● **Task brief**
Once the images are set aside, output the listing exactly as it stands.

= = = = = = =

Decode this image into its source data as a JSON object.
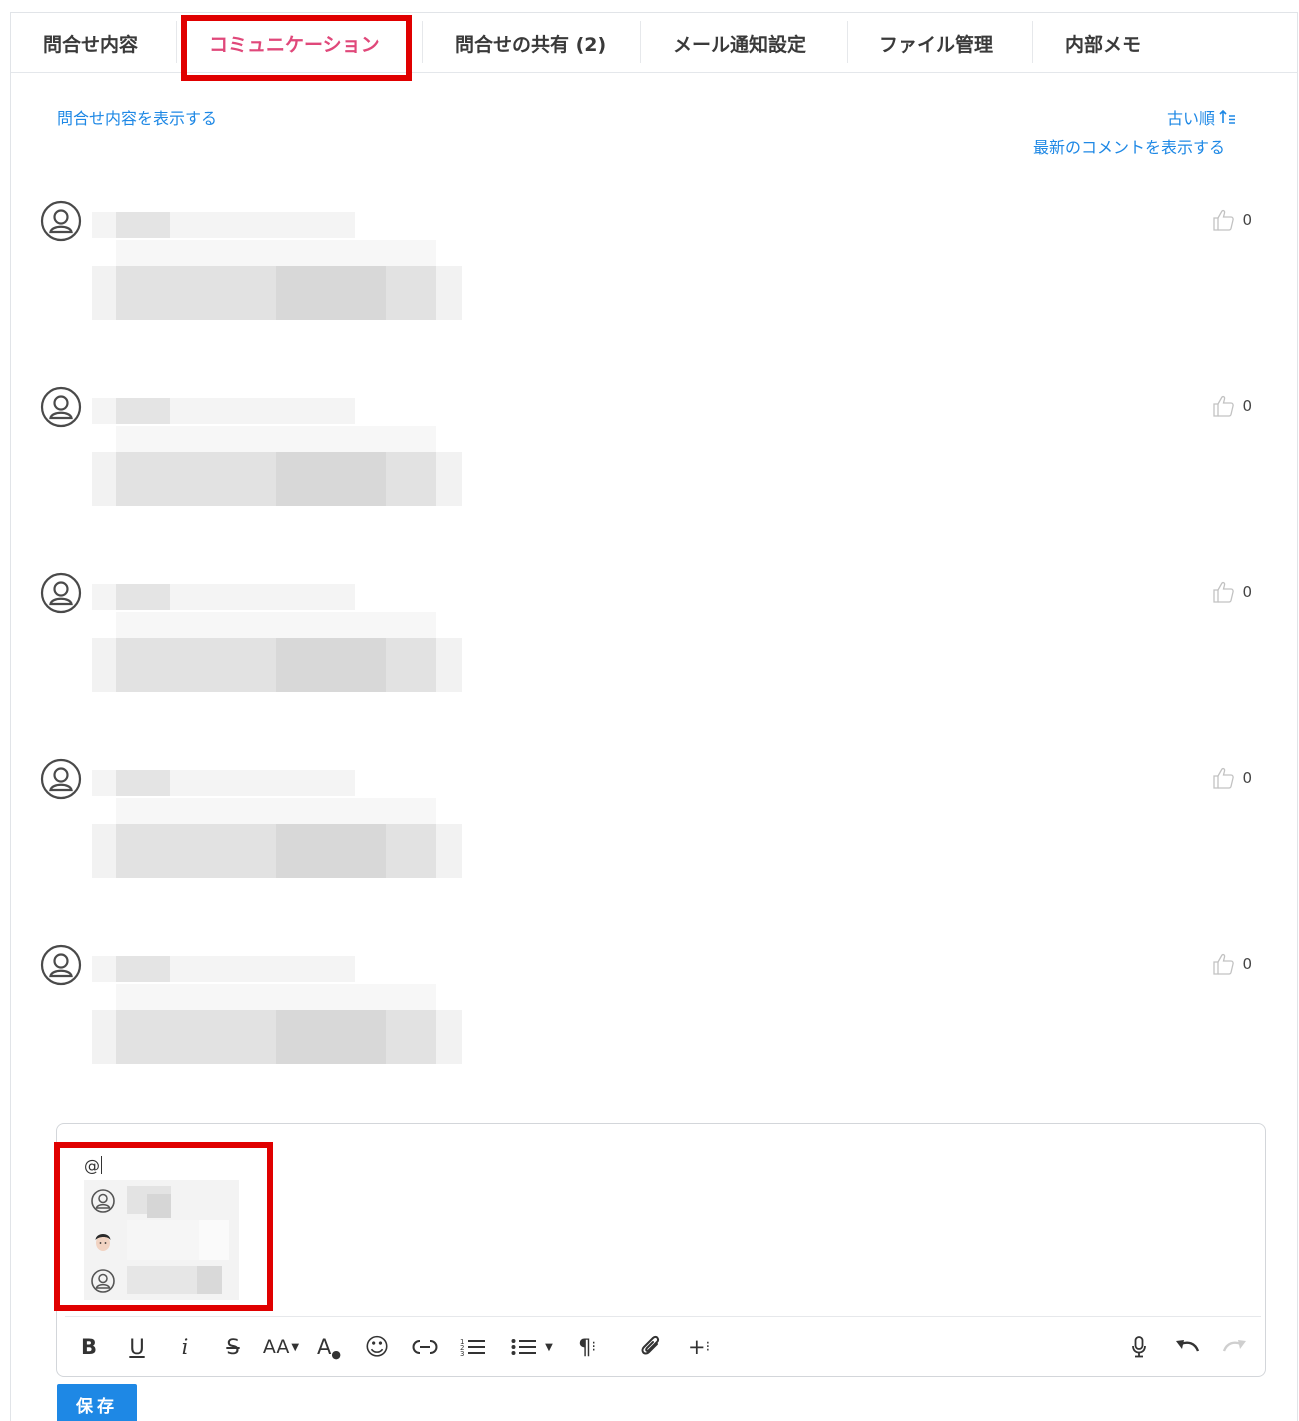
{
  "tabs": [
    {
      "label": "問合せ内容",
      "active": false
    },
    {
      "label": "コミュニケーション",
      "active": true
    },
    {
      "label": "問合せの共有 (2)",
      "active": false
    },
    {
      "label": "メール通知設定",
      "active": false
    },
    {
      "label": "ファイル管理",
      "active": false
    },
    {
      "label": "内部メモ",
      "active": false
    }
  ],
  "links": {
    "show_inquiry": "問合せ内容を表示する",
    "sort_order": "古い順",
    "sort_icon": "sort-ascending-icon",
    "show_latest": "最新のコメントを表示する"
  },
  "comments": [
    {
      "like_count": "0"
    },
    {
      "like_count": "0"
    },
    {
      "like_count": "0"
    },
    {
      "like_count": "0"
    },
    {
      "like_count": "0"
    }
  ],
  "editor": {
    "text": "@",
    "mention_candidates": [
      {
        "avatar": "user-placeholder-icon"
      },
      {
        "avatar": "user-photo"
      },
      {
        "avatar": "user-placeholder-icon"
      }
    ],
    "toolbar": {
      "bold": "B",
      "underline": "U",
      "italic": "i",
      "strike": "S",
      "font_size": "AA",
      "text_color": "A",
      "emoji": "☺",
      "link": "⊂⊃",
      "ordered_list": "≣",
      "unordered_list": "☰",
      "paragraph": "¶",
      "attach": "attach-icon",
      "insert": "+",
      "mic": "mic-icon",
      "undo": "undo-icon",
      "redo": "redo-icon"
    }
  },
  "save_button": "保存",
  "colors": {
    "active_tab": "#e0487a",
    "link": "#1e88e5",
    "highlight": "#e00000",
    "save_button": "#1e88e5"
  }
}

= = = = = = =

● **Finished task**
Decode this image into its source data as a JSON object.
{
  "tabs": [
    {
      "label": "問合せ内容",
      "active": false
    },
    {
      "label": "コミュニケーション",
      "active": true
    },
    {
      "label": "問合せの共有 (2)",
      "active": false
    },
    {
      "label": "メール通知設定",
      "active": false
    },
    {
      "label": "ファイル管理",
      "active": false
    },
    {
      "label": "内部メモ",
      "active": false
    }
  ],
  "links": {
    "show_inquiry": "問合せ内容を表示する",
    "sort_order": "古い順",
    "sort_icon": "sort-ascending-icon",
    "show_latest": "最新のコメントを表示する"
  },
  "comments": [
    {
      "like_count": "0"
    },
    {
      "like_count": "0"
    },
    {
      "like_count": "0"
    },
    {
      "like_count": "0"
    },
    {
      "like_count": "0"
    }
  ],
  "editor": {
    "text": "@",
    "mention_candidates": [
      {
        "avatar": "user-placeholder-icon"
      },
      {
        "avatar": "user-photo"
      },
      {
        "avatar": "user-placeholder-icon"
      }
    ],
    "toolbar": {
      "bold": "B",
      "underline": "U",
      "italic": "i",
      "strike": "S",
      "font_size": "AA",
      "text_color": "A",
      "emoji": "☺",
      "link": "⊂⊃",
      "ordered_list": "≣",
      "unordered_list": "☰",
      "paragraph": "¶",
      "attach": "attach-icon",
      "insert": "+",
      "mic": "mic-icon",
      "undo": "undo-icon",
      "redo": "redo-icon"
    }
  },
  "save_button": "保存",
  "colors": {
    "active_tab": "#e0487a",
    "link": "#1e88e5",
    "highlight": "#e00000",
    "save_button": "#1e88e5"
  }
}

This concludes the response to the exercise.